_Records:_
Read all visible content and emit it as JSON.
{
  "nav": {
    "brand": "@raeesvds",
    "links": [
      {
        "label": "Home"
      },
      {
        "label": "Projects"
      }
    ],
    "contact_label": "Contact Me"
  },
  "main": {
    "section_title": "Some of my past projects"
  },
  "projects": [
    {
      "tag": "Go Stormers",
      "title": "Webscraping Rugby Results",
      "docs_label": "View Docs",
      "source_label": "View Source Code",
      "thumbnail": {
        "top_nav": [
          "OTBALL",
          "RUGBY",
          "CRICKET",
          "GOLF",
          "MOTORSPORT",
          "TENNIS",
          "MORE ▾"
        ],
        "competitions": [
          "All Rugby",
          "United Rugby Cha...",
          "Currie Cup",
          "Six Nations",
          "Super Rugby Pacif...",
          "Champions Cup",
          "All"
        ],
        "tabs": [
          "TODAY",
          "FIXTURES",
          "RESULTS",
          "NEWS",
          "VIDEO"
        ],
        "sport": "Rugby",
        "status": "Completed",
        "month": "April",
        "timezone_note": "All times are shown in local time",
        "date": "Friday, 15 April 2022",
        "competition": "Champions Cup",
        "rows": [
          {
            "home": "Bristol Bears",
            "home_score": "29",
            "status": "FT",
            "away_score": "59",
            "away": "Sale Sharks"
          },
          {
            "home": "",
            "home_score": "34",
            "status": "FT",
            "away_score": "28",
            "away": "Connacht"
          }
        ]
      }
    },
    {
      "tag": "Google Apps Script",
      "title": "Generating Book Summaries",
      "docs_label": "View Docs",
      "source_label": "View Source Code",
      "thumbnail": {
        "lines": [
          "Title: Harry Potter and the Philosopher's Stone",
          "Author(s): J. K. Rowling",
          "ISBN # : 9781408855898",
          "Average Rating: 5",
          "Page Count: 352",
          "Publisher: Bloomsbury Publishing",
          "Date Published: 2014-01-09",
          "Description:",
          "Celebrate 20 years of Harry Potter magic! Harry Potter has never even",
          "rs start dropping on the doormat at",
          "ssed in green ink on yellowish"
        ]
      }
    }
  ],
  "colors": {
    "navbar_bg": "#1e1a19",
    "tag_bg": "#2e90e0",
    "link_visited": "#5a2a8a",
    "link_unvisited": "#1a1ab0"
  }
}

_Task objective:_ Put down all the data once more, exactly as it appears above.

_Your solution:_
Read all visible content and emit it as JSON.
{
  "nav": {
    "brand": "@raeesvds",
    "links": [
      {
        "label": "Home"
      },
      {
        "label": "Projects"
      }
    ],
    "contact_label": "Contact Me"
  },
  "main": {
    "section_title": "Some of my past projects"
  },
  "projects": [
    {
      "tag": "Go Stormers",
      "title": "Webscraping Rugby Results",
      "docs_label": "View Docs",
      "source_label": "View Source Code",
      "thumbnail": {
        "top_nav": [
          "OTBALL",
          "RUGBY",
          "CRICKET",
          "GOLF",
          "MOTORSPORT",
          "TENNIS",
          "MORE ▾"
        ],
        "competitions": [
          "All Rugby",
          "United Rugby Cha...",
          "Currie Cup",
          "Six Nations",
          "Super Rugby Pacif...",
          "Champions Cup",
          "All"
        ],
        "tabs": [
          "TODAY",
          "FIXTURES",
          "RESULTS",
          "NEWS",
          "VIDEO"
        ],
        "sport": "Rugby",
        "status": "Completed",
        "month": "April",
        "timezone_note": "All times are shown in local time",
        "date": "Friday, 15 April 2022",
        "competition": "Champions Cup",
        "rows": [
          {
            "home": "Bristol Bears",
            "home_score": "29",
            "status": "FT",
            "away_score": "59",
            "away": "Sale Sharks"
          },
          {
            "home": "",
            "home_score": "34",
            "status": "FT",
            "away_score": "28",
            "away": "Connacht"
          }
        ]
      }
    },
    {
      "tag": "Google Apps Script",
      "title": "Generating Book Summaries",
      "docs_label": "View Docs",
      "source_label": "View Source Code",
      "thumbnail": {
        "lines": [
          "Title: Harry Potter and the Philosopher's Stone",
          "Author(s): J. K. Rowling",
          "ISBN # : 9781408855898",
          "Average Rating: 5",
          "Page Count: 352",
          "Publisher: Bloomsbury Publishing",
          "Date Published: 2014-01-09",
          "Description:",
          "Celebrate 20 years of Harry Potter magic! Harry Potter has never even",
          "rs start dropping on the doormat at",
          "ssed in green ink on yellowish"
        ]
      }
    }
  ],
  "colors": {
    "navbar_bg": "#1e1a19",
    "tag_bg": "#2e90e0",
    "link_visited": "#5a2a8a",
    "link_unvisited": "#1a1ab0"
  }
}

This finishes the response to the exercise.